╭──

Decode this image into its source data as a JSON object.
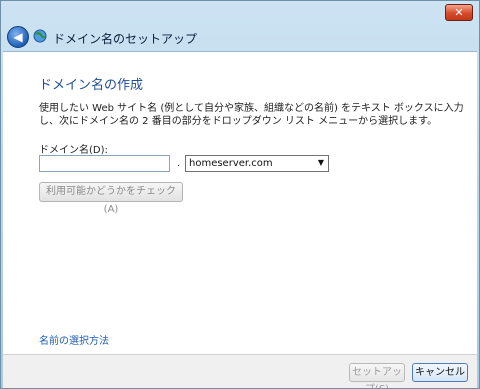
{
  "window": {
    "close_glyph": "✕"
  },
  "nav": {
    "back_glyph": "◀",
    "title": "ドメイン名のセットアップ"
  },
  "page": {
    "heading": "ドメイン名の作成",
    "description": "使用したい Web サイト名 (例として自分や家族、組織などの名前) をテキスト ボックスに入力し、次にドメイン名の 2 番目の部分をドロップダウン リスト メニューから選択します。",
    "domain_label": "ドメイン名(D):",
    "domain_value": "",
    "separator": ".",
    "domain_suffix_selected": "homeserver.com",
    "check_button": "利用可能かどうかをチェック(A)",
    "help_link": "名前の選択方法"
  },
  "footer": {
    "setup_button": "セットアップ(S)",
    "cancel_button": "キャンセル"
  },
  "icons": {
    "back": "back-arrow-icon",
    "globe": "globe-icon",
    "close": "close-icon",
    "dropdown": "chevron-down-icon"
  },
  "colors": {
    "heading": "#1f4f9a",
    "link": "#1f5db3",
    "close_button": "#d84a2c"
  }
}
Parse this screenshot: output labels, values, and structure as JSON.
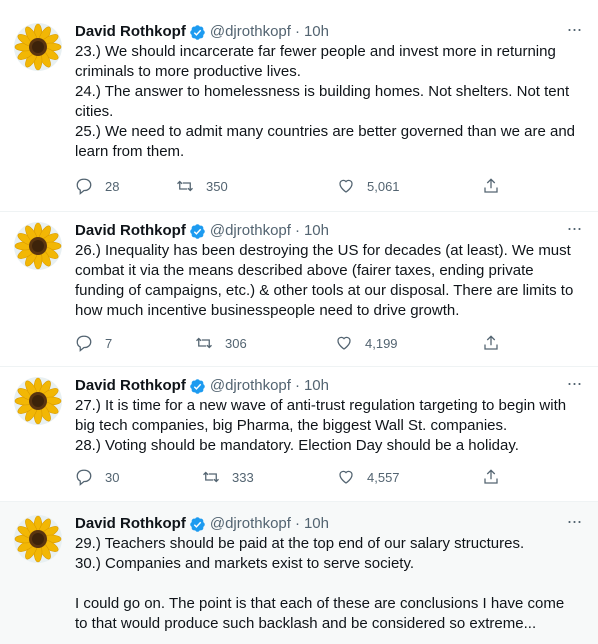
{
  "tweets": [
    {
      "name": "David Rothkopf",
      "handle": "@djrothkopf",
      "time": "10h",
      "lines": [
        "23.) We should incarcerate far fewer people and invest more in returning",
        "criminals to more productive lives.",
        "24.) The answer to homelessness is building homes. Not shelters. Not tent",
        "cities.",
        "25.) We need to admit many countries are better governed than we are and",
        "learn from them."
      ],
      "replies": "28",
      "retweets": "350",
      "likes": "5,061"
    },
    {
      "name": "David Rothkopf",
      "handle": "@djrothkopf",
      "time": "10h",
      "lines": [
        "26.) Inequality has been destroying the US for decades (at least). We must",
        "combat it via the means described above (fairer taxes, ending private",
        "funding of campaigns, etc.) & other tools at our disposal. There are limits to",
        "how much incentive businesspeople need to drive growth."
      ],
      "replies": "7",
      "retweets": "306",
      "likes": "4,199"
    },
    {
      "name": "David Rothkopf",
      "handle": "@djrothkopf",
      "time": "10h",
      "lines": [
        "27.) It is time for a new wave of anti-trust regulation targeting to begin with",
        "big tech companies, big Pharma, the biggest Wall St. companies.",
        "28.) Voting should be mandatory. Election Day should be a holiday."
      ],
      "replies": "30",
      "retweets": "333",
      "likes": "4,557"
    },
    {
      "name": "David Rothkopf",
      "handle": "@djrothkopf",
      "time": "10h",
      "lines": [
        "29.) Teachers should be paid at the top end of our salary structures.",
        "30.) Companies and markets exist to serve society.",
        "",
        "I could go on. The point is that each of these are conclusions I have come",
        "to that would produce such backlash and be considered so extreme..."
      ]
    }
  ],
  "colors": {
    "verified": "#1d9bf0",
    "secondary_text": "#536471",
    "highlight_bg": "#f7f9f9"
  }
}
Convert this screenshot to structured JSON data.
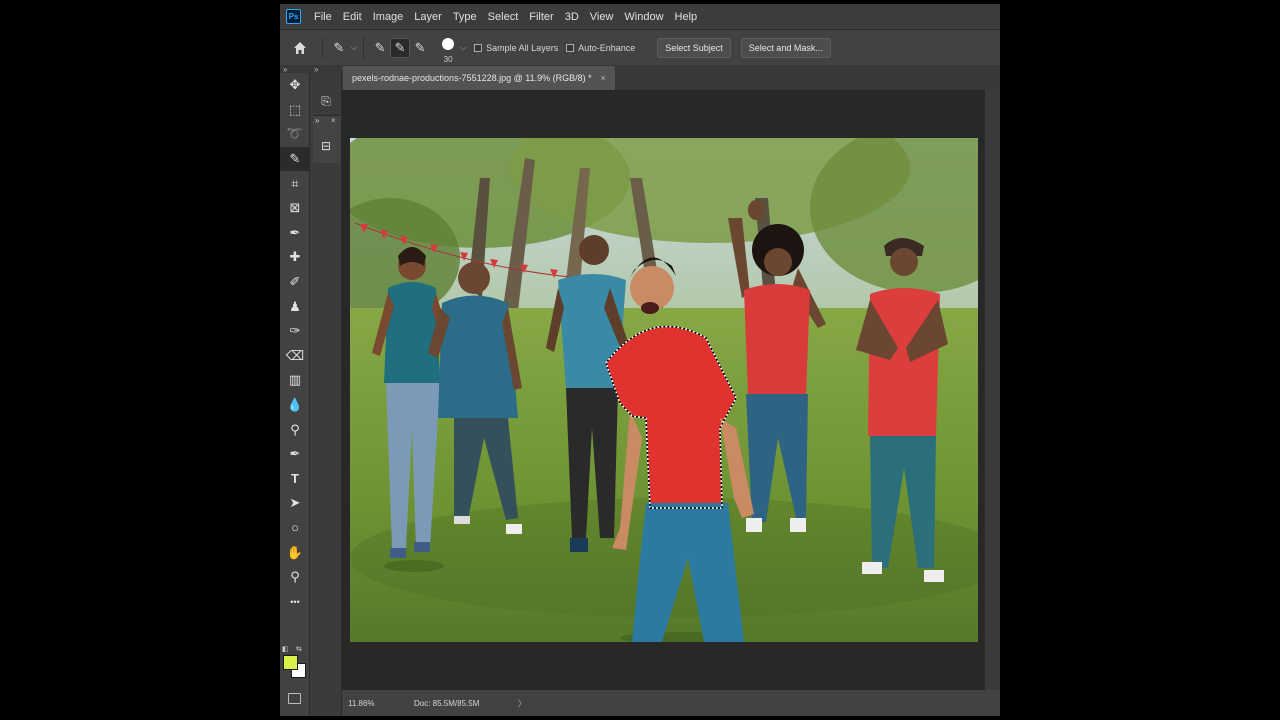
{
  "menu": [
    "File",
    "Edit",
    "Image",
    "Layer",
    "Type",
    "Select",
    "Filter",
    "3D",
    "View",
    "Window",
    "Help"
  ],
  "app_logo_text": "Ps",
  "options": {
    "brush_size": "30",
    "sample_all_layers": "Sample All Layers",
    "auto_enhance": "Auto-Enhance",
    "select_subject": "Select Subject",
    "select_and_mask": "Select and Mask..."
  },
  "document": {
    "tab_title": "pexels-rodnae-productions-7551228.jpg @ 11.9% (RGB/8) *",
    "close_glyph": "×"
  },
  "status": {
    "zoom": "11.86%",
    "doc": "Doc: 85.5M/85.5M",
    "arrow": "〉"
  },
  "colors": {
    "foreground": "#d9f04a",
    "background": "#ffffff",
    "accent": "#31a8ff"
  },
  "tools": [
    {
      "name": "move-tool-icon",
      "glyph": "✥"
    },
    {
      "name": "rectangular-marquee-icon",
      "glyph": "⬚"
    },
    {
      "name": "lasso-tool-icon",
      "glyph": "➰"
    },
    {
      "name": "quick-selection-icon",
      "glyph": "✎"
    },
    {
      "name": "crop-tool-icon",
      "glyph": "⌗"
    },
    {
      "name": "frame-tool-icon",
      "glyph": "⊠"
    },
    {
      "name": "eyedropper-icon",
      "glyph": "✒"
    },
    {
      "name": "healing-brush-icon",
      "glyph": "✚"
    },
    {
      "name": "brush-tool-icon",
      "glyph": "✐"
    },
    {
      "name": "clone-stamp-icon",
      "glyph": "♟"
    },
    {
      "name": "history-brush-icon",
      "glyph": "✑"
    },
    {
      "name": "eraser-icon",
      "glyph": "⌫"
    },
    {
      "name": "gradient-tool-icon",
      "glyph": "▥"
    },
    {
      "name": "blur-tool-icon",
      "glyph": "💧"
    },
    {
      "name": "dodge-tool-icon",
      "glyph": "⚲"
    },
    {
      "name": "pen-tool-icon",
      "glyph": "✒"
    },
    {
      "name": "type-tool-icon",
      "glyph": "T"
    },
    {
      "name": "path-selection-icon",
      "glyph": "➤"
    },
    {
      "name": "ellipse-tool-icon",
      "glyph": "○"
    },
    {
      "name": "hand-tool-icon",
      "glyph": "✋"
    },
    {
      "name": "zoom-tool-icon",
      "glyph": "⚲"
    },
    {
      "name": "more-tools-icon",
      "glyph": "•••"
    }
  ]
}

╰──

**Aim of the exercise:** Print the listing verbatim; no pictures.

**Answer below:**
Decode this image into its source data as a JSON object.
{
  "window": {
    "close_glyph": "✕"
  },
  "nav": {
    "back_glyph": "◀",
    "title": "ドメイン名のセットアップ"
  },
  "page": {
    "heading": "ドメイン名の作成",
    "description": "使用したい Web サイト名 (例として自分や家族、組織などの名前) をテキスト ボックスに入力し、次にドメイン名の 2 番目の部分をドロップダウン リスト メニューから選択します。",
    "domain_label": "ドメイン名(D):",
    "domain_value": "",
    "separator": ".",
    "domain_suffix_selected": "homeserver.com",
    "check_button": "利用可能かどうかをチェック(A)",
    "help_link": "名前の選択方法"
  },
  "footer": {
    "setup_button": "セットアップ(S)",
    "cancel_button": "キャンセル"
  },
  "icons": {
    "back": "back-arrow-icon",
    "globe": "globe-icon",
    "close": "close-icon",
    "dropdown": "chevron-down-icon"
  },
  "colors": {
    "heading": "#1f4f9a",
    "link": "#1f5db3",
    "close_button": "#d84a2c"
  }
}
Parse this screenshot: output labels, values, and structure as JSON.
{
  "tweets": [
    {
      "name": "David Rothkopf",
      "handle": "@djrothkopf",
      "time": "10h",
      "lines": [
        "23.) We should incarcerate far fewer people and invest more in returning",
        "criminals to more productive lives.",
        "24.) The answer to homelessness is building homes. Not shelters. Not tent",
        "cities.",
        "25.) We need to admit many countries are better governed than we are and",
        "learn from them."
      ],
      "replies": "28",
      "retweets": "350",
      "likes": "5,061"
    },
    {
      "name": "David Rothkopf",
      "handle": "@djrothkopf",
      "time": "10h",
      "lines": [
        "26.) Inequality has been destroying the US for decades (at least). We must",
        "combat it via the means described above (fairer taxes, ending private",
        "funding of campaigns, etc.) & other tools at our disposal. There are limits to",
        "how much incentive businesspeople need to drive growth."
      ],
      "replies": "7",
      "retweets": "306",
      "likes": "4,199"
    },
    {
      "name": "David Rothkopf",
      "handle": "@djrothkopf",
      "time": "10h",
      "lines": [
        "27.) It is time for a new wave of anti-trust regulation targeting to begin with",
        "big tech companies, big Pharma, the biggest Wall St. companies.",
        "28.) Voting should be mandatory. Election Day should be a holiday."
      ],
      "replies": "30",
      "retweets": "333",
      "likes": "4,557"
    },
    {
      "name": "David Rothkopf",
      "handle": "@djrothkopf",
      "time": "10h",
      "lines": [
        "29.) Teachers should be paid at the top end of our salary structures.",
        "30.) Companies and markets exist to serve society.",
        "",
        "I could go on. The point is that each of these are conclusions I have come",
        "to that would produce such backlash and be considered so extreme..."
      ]
    }
  ],
  "colors": {
    "verified": "#1d9bf0",
    "secondary_text": "#536471",
    "highlight_bg": "#f7f9f9"
  }
}
Convert this screenshot to structured JSON data.
{
  "menu": [
    "File",
    "Edit",
    "Image",
    "Layer",
    "Type",
    "Select",
    "Filter",
    "3D",
    "View",
    "Window",
    "Help"
  ],
  "app_logo_text": "Ps",
  "options": {
    "brush_size": "30",
    "sample_all_layers": "Sample All Layers",
    "auto_enhance": "Auto-Enhance",
    "select_subject": "Select Subject",
    "select_and_mask": "Select and Mask..."
  },
  "document": {
    "tab_title": "pexels-rodnae-productions-7551228.jpg @ 11.9% (RGB/8) *",
    "close_glyph": "×"
  },
  "status": {
    "zoom": "11.86%",
    "doc": "Doc: 85.5M/85.5M",
    "arrow": "〉"
  },
  "colors": {
    "foreground": "#d9f04a",
    "background": "#ffffff",
    "accent": "#31a8ff"
  },
  "tools": [
    {
      "name": "move-tool-icon",
      "glyph": "✥"
    },
    {
      "name": "rectangular-marquee-icon",
      "glyph": "⬚"
    },
    {
      "name": "lasso-tool-icon",
      "glyph": "➰"
    },
    {
      "name": "quick-selection-icon",
      "glyph": "✎"
    },
    {
      "name": "crop-tool-icon",
      "glyph": "⌗"
    },
    {
      "name": "frame-tool-icon",
      "glyph": "⊠"
    },
    {
      "name": "eyedropper-icon",
      "glyph": "✒"
    },
    {
      "name": "healing-brush-icon",
      "glyph": "✚"
    },
    {
      "name": "brush-tool-icon",
      "glyph": "✐"
    },
    {
      "name": "clone-stamp-icon",
      "glyph": "♟"
    },
    {
      "name": "history-brush-icon",
      "glyph": "✑"
    },
    {
      "name": "eraser-icon",
      "glyph": "⌫"
    },
    {
      "name": "gradient-tool-icon",
      "glyph": "▥"
    },
    {
      "name": "blur-tool-icon",
      "glyph": "💧"
    },
    {
      "name": "dodge-tool-icon",
      "glyph": "⚲"
    },
    {
      "name": "pen-tool-icon",
      "glyph": "✒"
    },
    {
      "name": "type-tool-icon",
      "glyph": "T"
    },
    {
      "name": "path-selection-icon",
      "glyph": "➤"
    },
    {
      "name": "ellipse-tool-icon",
      "glyph": "○"
    },
    {
      "name": "hand-tool-icon",
      "glyph": "✋"
    },
    {
      "name": "zoom-tool-icon",
      "glyph": "⚲"
    },
    {
      "name": "more-tools-icon",
      "glyph": "•••"
    }
  ]
}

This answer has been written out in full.